_Required action_
Please state how many lines of the records hold the string "likes", giving nothing but the number.

Segment Start: The records

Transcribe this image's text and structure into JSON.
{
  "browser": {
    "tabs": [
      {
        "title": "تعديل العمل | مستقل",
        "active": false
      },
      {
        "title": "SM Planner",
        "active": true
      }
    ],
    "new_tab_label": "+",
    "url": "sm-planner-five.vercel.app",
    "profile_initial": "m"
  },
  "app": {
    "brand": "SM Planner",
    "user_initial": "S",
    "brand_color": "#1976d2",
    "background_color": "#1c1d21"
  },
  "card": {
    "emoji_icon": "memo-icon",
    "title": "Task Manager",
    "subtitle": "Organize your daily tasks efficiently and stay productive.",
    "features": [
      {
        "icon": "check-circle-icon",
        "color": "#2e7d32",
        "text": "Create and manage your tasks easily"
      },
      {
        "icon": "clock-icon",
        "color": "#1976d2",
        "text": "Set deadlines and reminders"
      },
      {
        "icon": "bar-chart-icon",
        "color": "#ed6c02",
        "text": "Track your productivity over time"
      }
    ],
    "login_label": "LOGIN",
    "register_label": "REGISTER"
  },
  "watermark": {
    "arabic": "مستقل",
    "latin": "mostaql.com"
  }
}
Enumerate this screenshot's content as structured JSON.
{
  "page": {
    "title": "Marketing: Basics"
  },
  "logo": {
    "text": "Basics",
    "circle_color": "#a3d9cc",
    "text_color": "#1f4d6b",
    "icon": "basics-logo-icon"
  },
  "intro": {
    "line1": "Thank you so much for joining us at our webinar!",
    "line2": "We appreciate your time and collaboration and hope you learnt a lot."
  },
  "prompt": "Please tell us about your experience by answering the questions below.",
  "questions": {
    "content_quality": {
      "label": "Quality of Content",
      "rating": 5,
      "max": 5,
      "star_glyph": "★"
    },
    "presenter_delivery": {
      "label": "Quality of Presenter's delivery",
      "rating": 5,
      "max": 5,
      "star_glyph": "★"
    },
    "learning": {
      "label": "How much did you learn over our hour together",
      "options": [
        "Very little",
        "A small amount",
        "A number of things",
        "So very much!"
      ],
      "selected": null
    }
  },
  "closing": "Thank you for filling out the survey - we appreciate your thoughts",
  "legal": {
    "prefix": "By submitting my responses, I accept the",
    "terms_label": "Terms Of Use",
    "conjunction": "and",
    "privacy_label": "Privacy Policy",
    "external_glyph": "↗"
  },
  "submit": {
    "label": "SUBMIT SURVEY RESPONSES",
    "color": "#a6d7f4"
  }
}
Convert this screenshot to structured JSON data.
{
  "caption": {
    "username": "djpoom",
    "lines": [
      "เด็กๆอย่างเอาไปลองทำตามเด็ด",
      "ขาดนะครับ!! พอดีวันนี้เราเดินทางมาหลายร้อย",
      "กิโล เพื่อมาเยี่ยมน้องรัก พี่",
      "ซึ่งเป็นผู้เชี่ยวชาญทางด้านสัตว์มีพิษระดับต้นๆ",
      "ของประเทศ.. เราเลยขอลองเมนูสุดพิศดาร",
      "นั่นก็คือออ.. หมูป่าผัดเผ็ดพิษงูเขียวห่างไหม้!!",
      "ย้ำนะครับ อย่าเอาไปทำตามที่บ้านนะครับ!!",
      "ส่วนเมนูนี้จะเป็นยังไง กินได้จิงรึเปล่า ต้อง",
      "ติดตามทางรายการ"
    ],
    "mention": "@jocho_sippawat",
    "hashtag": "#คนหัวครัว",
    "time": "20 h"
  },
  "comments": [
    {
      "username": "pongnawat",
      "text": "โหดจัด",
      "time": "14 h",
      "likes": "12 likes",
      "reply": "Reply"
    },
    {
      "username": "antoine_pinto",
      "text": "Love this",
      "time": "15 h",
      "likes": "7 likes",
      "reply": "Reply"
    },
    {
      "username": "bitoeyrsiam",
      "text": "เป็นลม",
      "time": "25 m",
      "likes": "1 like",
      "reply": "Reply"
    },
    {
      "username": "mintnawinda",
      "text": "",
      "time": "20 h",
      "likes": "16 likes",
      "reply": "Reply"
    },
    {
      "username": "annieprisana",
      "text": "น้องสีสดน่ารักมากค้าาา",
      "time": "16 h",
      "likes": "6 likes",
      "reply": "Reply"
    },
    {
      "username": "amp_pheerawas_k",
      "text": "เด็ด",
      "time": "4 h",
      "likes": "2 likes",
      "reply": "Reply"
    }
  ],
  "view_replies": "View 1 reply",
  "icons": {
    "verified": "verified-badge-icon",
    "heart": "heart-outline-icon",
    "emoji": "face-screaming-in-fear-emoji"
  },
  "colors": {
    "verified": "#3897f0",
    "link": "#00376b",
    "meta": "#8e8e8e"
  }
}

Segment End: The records

_Task answer_
6